Monday, November 21, 2016

Library Labs Workshop: Promote Your Scholarship

Faculty and Staff. Please join us for our next Library Labs Workshop. 

Description: ​Explore and discuss using web-based tools and social media to promote your scholarship activities. An introduction to building an online presence using Kudos, LinkedIn, and other free sites for researchers.

Intended Audience: Faculty and Staff

Date & Time: Tuesday, Nov. 29, 2016 at noon-1:00 p.m.

Location: LRC 318 (now Albertson Hall)

Presenter: Terri Muraski

The workshop is free, but we would like you to register here. We hope to see you there! 

Tuesday, November 15, 2016

New Trial Database - Issue Briefs by Credo

New Trial Database: Credo Issue Briefs

Description:  Issue Briefs includes concise articles on current topics, exposing both sides of controversial issues. The articles are reviewed by an editorial board of seasoned journalism professionals, and 3-4 topics are added every week and direct-published with no delay.

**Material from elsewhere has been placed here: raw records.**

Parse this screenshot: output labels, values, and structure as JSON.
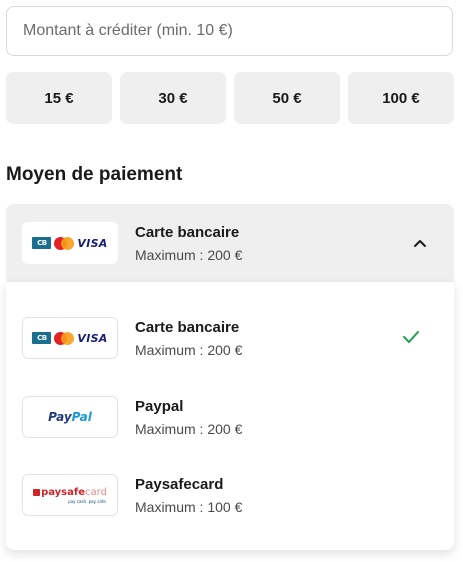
{
  "amount": {
    "placeholder": "Montant à créditer (min. 10 €)",
    "value": ""
  },
  "presets": [
    "15 €",
    "30 €",
    "50 €",
    "100 €"
  ],
  "payment_section": {
    "title": "Moyen de paiement",
    "selected": {
      "name": "Carte bancaire",
      "max": "Maximum : 200 €",
      "logo": "cb-mastercard-visa-logo",
      "expanded_icon": "chevron-up-icon"
    },
    "options": [
      {
        "name": "Carte bancaire",
        "max": "Maximum : 200 €",
        "logo": "cb-mastercard-visa-logo",
        "selected": true,
        "logo_text": {
          "cb": "CB",
          "visa": "VISA"
        }
      },
      {
        "name": "Paypal",
        "max": "Maximum : 200 €",
        "logo": "paypal-logo",
        "selected": false,
        "logo_text": {
          "part1": "Pay",
          "part2": "Pal"
        }
      },
      {
        "name": "Paysafecard",
        "max": "Maximum : 100 €",
        "logo": "paysafecard-logo",
        "selected": false,
        "logo_text": {
          "part1": "paysafe",
          "part2": "card",
          "tagline": "pay cash. pay safe."
        }
      }
    ]
  },
  "colors": {
    "check": "#1f9d55",
    "preset_bg": "#efefef",
    "paypal_dark": "#253b80",
    "paypal_light": "#179bd7",
    "paysafe_red": "#d2232a",
    "visa_blue": "#1a1f71"
  }
}
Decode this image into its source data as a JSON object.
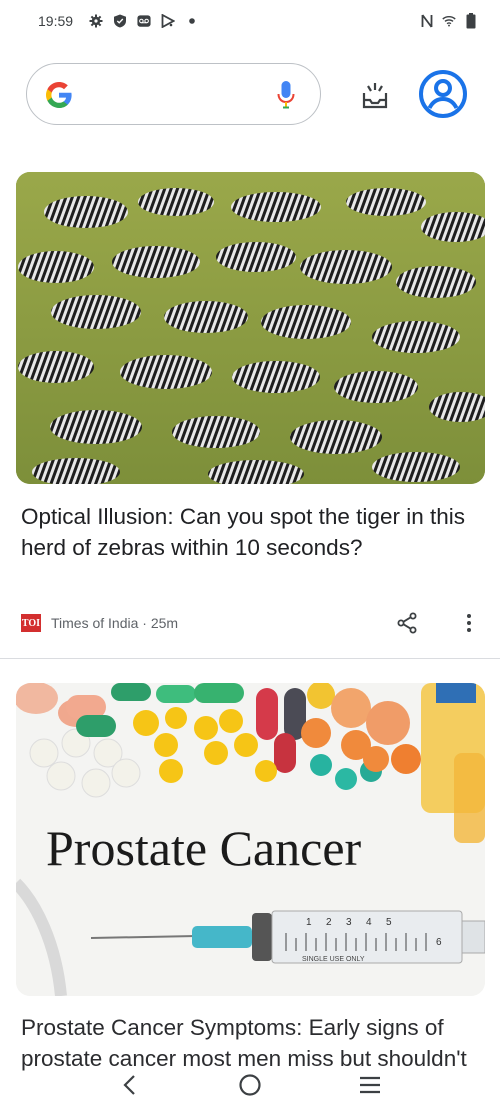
{
  "status_bar": {
    "time": "19:59"
  },
  "search": {
    "placeholder": ""
  },
  "cards": [
    {
      "headline": "Optical Illusion: Can you spot the tiger in this herd of zebras within 10 seconds?",
      "source_logo": "TOI",
      "source": "Times of India",
      "age": "25m",
      "image_icon": "zebra-herd-image"
    },
    {
      "image_text": "Prostate Cancer",
      "syringe_label": "SINGLE USE ONLY",
      "syringe_numbers": [
        "1",
        "2",
        "3",
        "4",
        "5",
        "6"
      ],
      "headline": "Prostate Cancer Symptoms: Early signs of prostate cancer most men miss but shouldn't",
      "image_icon": "pills-syringe-image"
    }
  ],
  "colors": {
    "accent": "#1a73e8",
    "text": "#202124",
    "secondary_text": "#5f6368",
    "source_red": "#d32f2f"
  }
}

Trial expiration: December 15, 2016

Find Databases (for campus community only)

Monday, November 14, 2016

Featured Book: Free Speech by Timothy Garton Ash

In recognition of University Press Week (Nov 14-19) from Yale University Press:

Free Speech:  Ten Principles for a Connected World

By Timothy Garton Ash

Call Number:  JC 591 .G37 2016

Review from the NY Times

Publisher's Description:   One of the great political writers of our time offers a manifesto for global free speech in the digital age

Never in human history was there such a chance for freedom of expression. If we have Internet access, any one of us can publish almost anything we like and potentially reach an audience of millions. Never was there a time when the evils of unlimited speech flowed so easily across frontiers: violent intimidation, gross violations of privacy, tidal waves of abuse. A pastor burns a Koran in Florida and UN officials die in Afghanistan.
Drawing on a lifetime of writing about dictatorships and dissidents, Timothy Garton Ash argues that in this connected world that he calls cosmopolis, the way to combine freedom and diversity is to have more but also better free speech. Across all cultural divides we must strive to agree on how we disagree. He draws on a thirteen-language global online project——conducted out of Oxford University and devoted to doing just that. With vivid examples, from his personal experience of China's Orwellian censorship apparatus to the controversy around Charlie Hebdo to a very English court case involving food writer Nigella Lawson, he proposes a framework for civilized conflict in a world where we are all becoming neighbors.